• Work toward establishing a "positive" welfare society that will provide employment opportunities to the socially weak through improved vocational training and education.

• Regulate speculative activities by banks and hedge funds and prevent speculative money from disrupting the real economy.

• Reduce France's reliance on nuclear power from the current 75 percent of the total electricity generation to 50 percent by 2025.

• Withdraw French troops from Afghanistan immediately.

• Approve same-sex marriage and child adoption by same-sex couples.

• Grant foreign residents the right to vote in local elections.

All these represent a French version of The Third Way, as advocated by British Prime Minister Tony Blair in the late 1990s. The outcomes of the general elections, in which leftist forces were expected to win, are likely to be helpful for Hollande as he tries to follow through these pledges.

Growing economic disparity is also conspicuous in Japan as exemplified by the recent sharp increase in the number of irregular workers.

Prime Minister Yoshihiko Noda, head of the Democratic Party of Japan, which is supposed to be a liberal group, has stated that the consumption tax is the fairest of all taxes. Is Noda not aware of the regressive nature of the consumption tax?

Even though Japan no longer rigidly follows its traditional workplace practices like lifetime employment and wages based on seniority, its unemployment problem does not appear as serious as in other industrial countries of the West.

But the moment has almost disappeared from Japanese society in which to entice people of the younger generation to follow their Western counterparts who have rallied around the "Occupy Wall Street" slogan. It is as if they had been so used to living in an egalitarian society that they have become insensitive to new phenomena like inequality and disparity, just as citizens of the former Soviet bloc states had been.

The manifesto with which the DPJ won the 2009 Lower House election was as liberal as anything could have been. Prime Minister Yukio Hatoyama, an idealist who sought to shift political power from bureaucrats to elected politicians, had to resign only nine months into power because he could not endure the gap that existed between his ideals and reality.

His successor Naoto Kan, who proclaimed to be a realist, was also short-lived in his office. A special law to promote renewable energy became his only notable legislative accomplishment.

Noda, who followed Kan, is under the complete control of bureaucrats of the Finance Ministry and is more conservative than liberal.

Japanese people had hoped for drastic changes in politics with the coming to power of the DPJ. But it must be said that their hope has been completely dashed.

Takamitsu Sawa is president of Shiga University, Japan.


Back to Top

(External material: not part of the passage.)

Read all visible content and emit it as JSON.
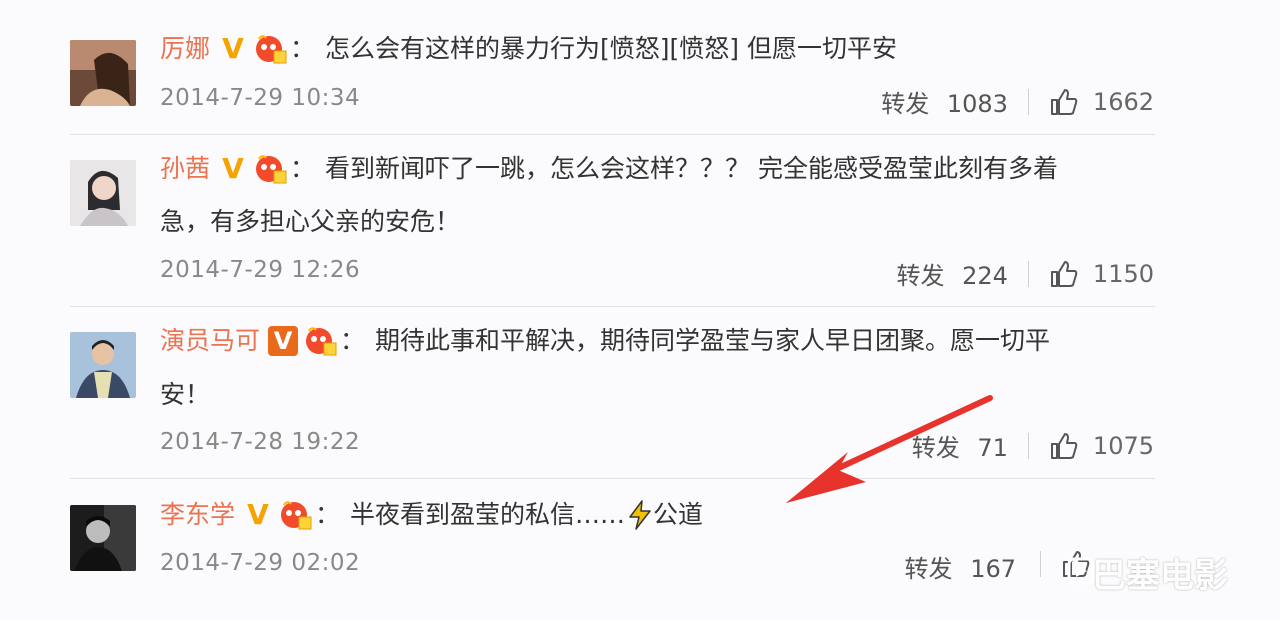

About us |  Work for us |  Contact us |  Privacy policy |  Link policy |  Registration FAQ
Advertise in japantimes.co.jp.
This site has been optimized for modern browsers. Please make sure that Javascript is enabled in your browser's preferences.
The Japan Times Ltd. All rights reserved.